Now, how can we say that World War Two and this "War on Terror" are both "Wars"? How can we accept those terms? We can't. By accepting it, we are not only minimizing and trivializing the tragedy of the past into a ten-minute CNN segment and a documentary in the Discovery Channel. We are also setting ourselves up to accept so-called "assymetric conflict" as the state of affairs in the world, ignoring that while military intervention can be, sometimes, necessary, most of these problems can be solved by building schools, factories and hospitals, not tanks and aircraft carriers, in other words, by reducing hunger, and disease and inequality world-wide.

Categories: personal
Posted by diego on July 16, 2002 at 3:31 PM

THX 1138

A couple of days ago, I watched THX 1138.

God, it was awful.

The first full length feature by George Lucas (and produced by Francis Ford Coppola, no less), THX 1138 is an example of how Lucas' trademarked ability to "lift concepts" from other works and reapply them can have disastrous consequences. THX 1138 has as background a society in the future that feels like a mix of what we see in Huxley's Brave New World and Orwell's 1984.

The movie is slow, pretentious, and boring. Similarly the score (good at times) pretends to be oppressive and starts being annoying halfway through the movie.

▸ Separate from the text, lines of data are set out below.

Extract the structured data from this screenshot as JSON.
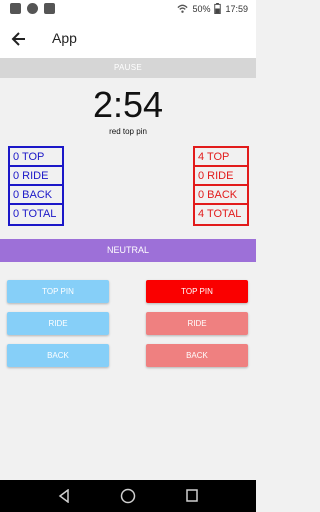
{
  "status_bar": {
    "battery": "50%",
    "time": "17:59"
  },
  "app_bar": {
    "title": "App"
  },
  "pause_label": "PAUSE",
  "timer": {
    "value": "2:54",
    "status": "red top pin"
  },
  "blue_scores": [
    "0 TOP",
    "0 RIDE",
    "0 BACK",
    "0 TOTAL"
  ],
  "red_scores": [
    "4 TOP",
    "0 RIDE",
    "0 BACK",
    "4 TOTAL"
  ],
  "neutral_label": "NEUTRAL",
  "blue_buttons": [
    "TOP PIN",
    "RIDE",
    "BACK"
  ],
  "red_buttons": [
    "TOP PIN",
    "RIDE",
    "BACK"
  ],
  "colors": {
    "blue": "#1b17c8",
    "red": "#e21b1b",
    "neutral": "#9d70d8",
    "light_blue": "#86cff8",
    "pink": "#ef8080"
  }
}
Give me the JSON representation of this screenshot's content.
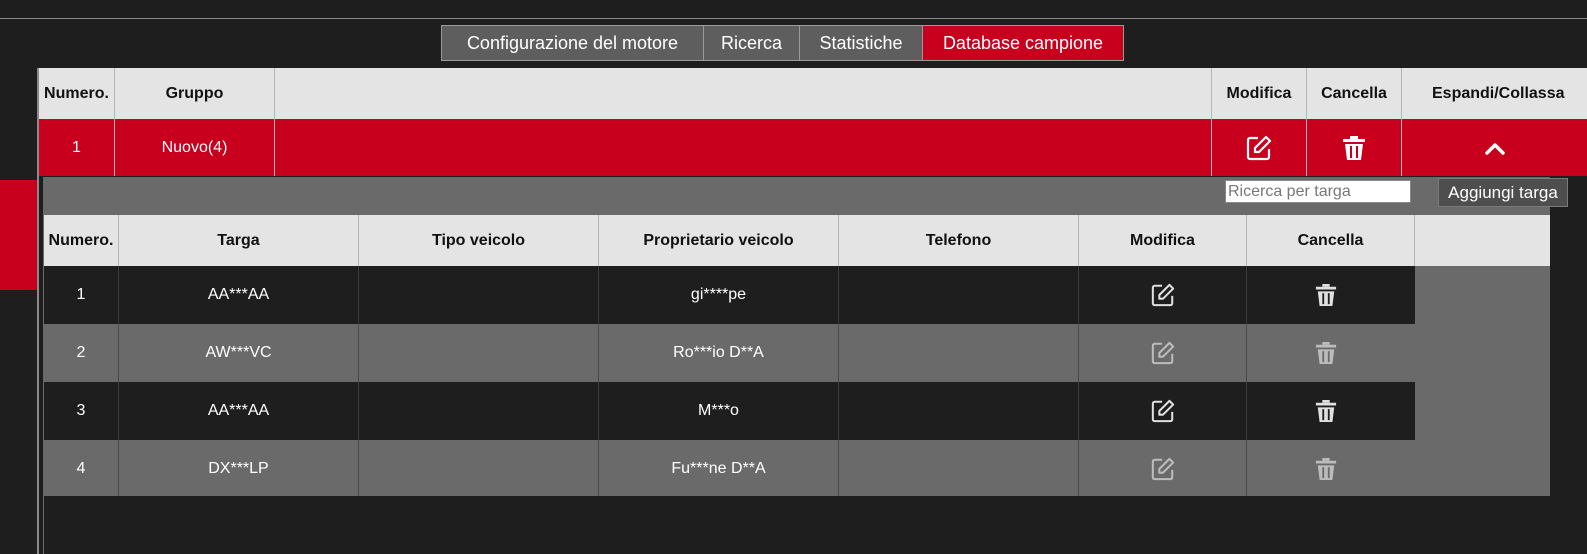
{
  "tabs": [
    {
      "label": "Configurazione del motore",
      "active": false
    },
    {
      "label": "Ricerca",
      "active": false
    },
    {
      "label": "Statistiche",
      "active": false
    },
    {
      "label": "Database campione",
      "active": true
    }
  ],
  "groups_table": {
    "headers": {
      "number": "Numero.",
      "group": "Gruppo",
      "edit": "Modifica",
      "delete": "Cancella",
      "expand": "Espandi/Collassa"
    },
    "rows": [
      {
        "number": "1",
        "group": "Nuovo(4)"
      }
    ]
  },
  "plate_search": {
    "placeholder": "Ricerca per targa",
    "value": ""
  },
  "add_plate_label": "Aggiungi targa",
  "plates_table": {
    "headers": {
      "number": "Numero.",
      "plate": "Targa",
      "vehicle_type": "Tipo veicolo",
      "owner": "Proprietario veicolo",
      "phone": "Telefono",
      "edit": "Modifica",
      "delete": "Cancella"
    },
    "rows": [
      {
        "number": "1",
        "plate": "AA***AA",
        "vehicle_type": "",
        "owner": "gi****pe",
        "phone": ""
      },
      {
        "number": "2",
        "plate": "AW***VC",
        "vehicle_type": "",
        "owner": "Ro***io D**A",
        "phone": ""
      },
      {
        "number": "3",
        "plate": "AA***AA",
        "vehicle_type": "",
        "owner": "M***o",
        "phone": ""
      },
      {
        "number": "4",
        "plate": "DX***LP",
        "vehicle_type": "",
        "owner": "Fu***ne D**A",
        "phone": ""
      }
    ]
  },
  "colors": {
    "accent": "#c8001e",
    "header_bg": "#e4e4e4",
    "dark_bg": "#1e1e1e",
    "mid_bg": "#6a6a6a"
  },
  "icons": {
    "edit": "edit-icon",
    "delete": "trash-icon",
    "collapse": "chevron-up-icon"
  }
}
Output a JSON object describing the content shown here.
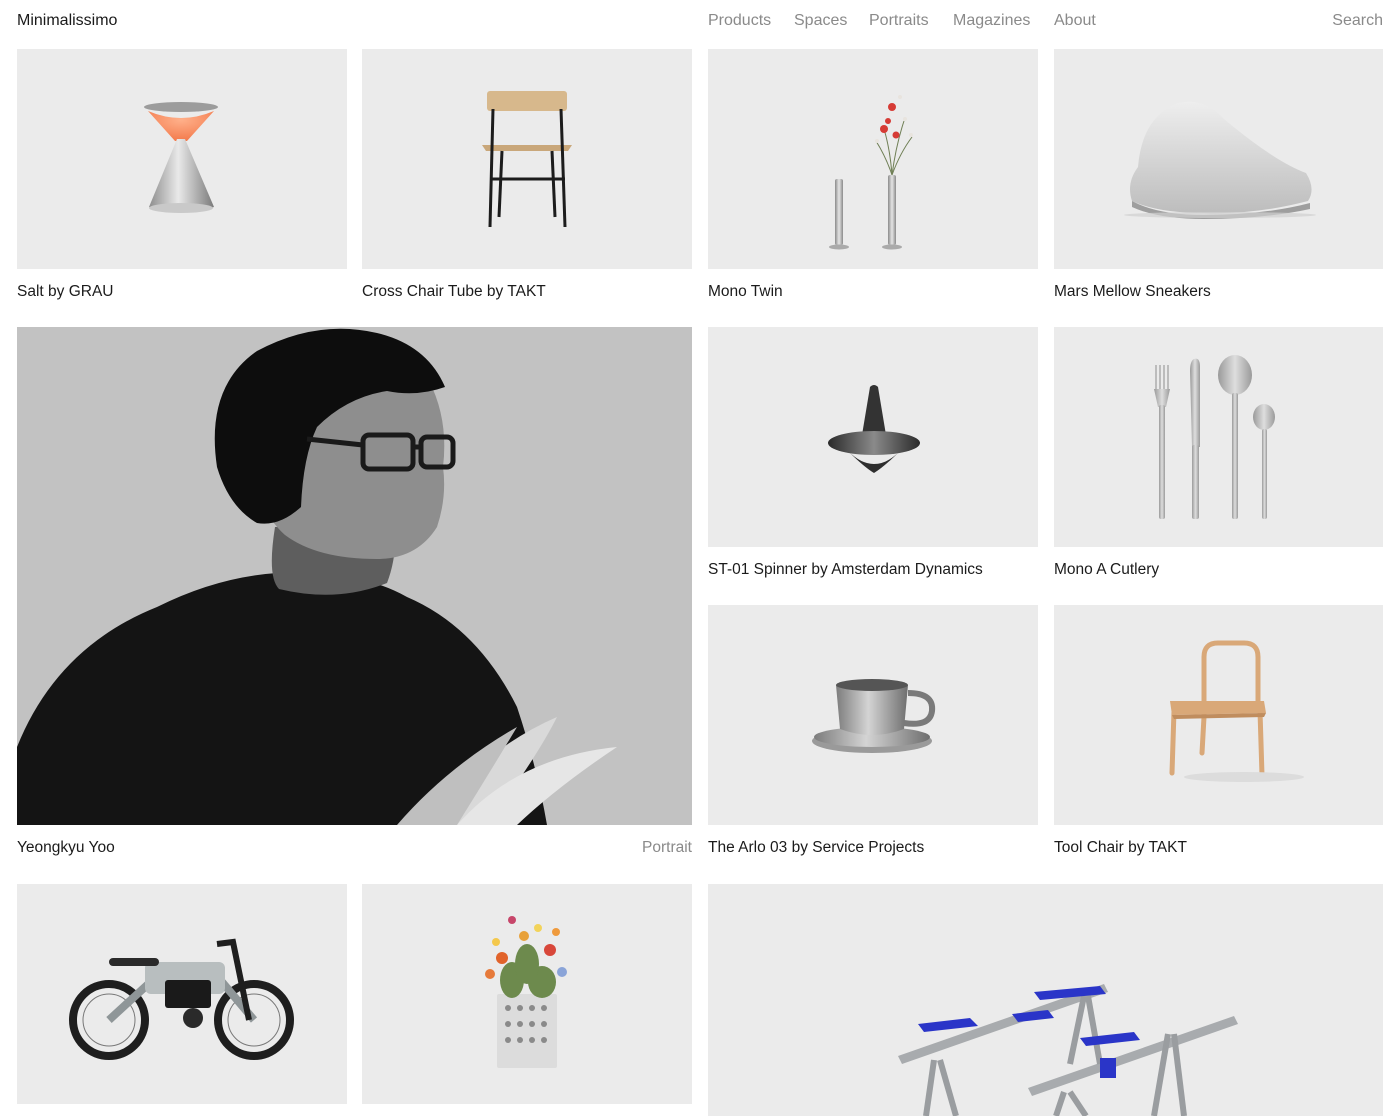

Its vision of the future is not "explained": we are never told how the world got to be what it is. For whatever reason people refer to each other (and to almost everything else) by alphanumeric combinations ("THX 1138" is the name of the main character). I suppose this passes for symbolism of how the "electronic age" would take away all humanity. People somehow seem to remember these 7- or 8-digit sequences effortlessly, I suppose the better memory displayed by these opressed humans is on account of being drugged all day with tranquilizers and such?

Even though most society has gone (again, for no apparent reason) underground, when THX 1138 (the character) is imprisoned, the prison is a huge, seemingly endless white space with no doors. The character, dressed in white, his head shaven, is almost invisible in the sea of whiteness. Visually, it's very impressive, but it makes little sense that a prison this size (and an underground prison, no less) would be used for a single man. Whatever happened to sensory deprivation? It would certainly be cheaper, and all that empty space could be used as a dance floor or as a big lounge with sofas and coffee tables with water and cookies for all visitors who wander into this fortress of despair.

The movie has aged badly, and its "vision of the future" is simplistic, almost childish, particularly considering that it was released about two years after 2001: A Space Odyssey and they could have drawn some inspiration from that movie on how to look at the future. A small bugdet was almost certainly a factor in the low quality of the costumes, etc.

On a lighter note, there are a series of appearances by groups of "robot-cops" with hilarious metal masks (I think they are supposed to be threatening, but I couldn't help laughing) and long black sticks that, when used to stun people (by contact) they produced a sound very similar to the Star Wars lightsabers....

Categories: personal
Posted by diego on July 16, 2002 at 10:15 AM

Copyright © Diego Doval 2002-2011.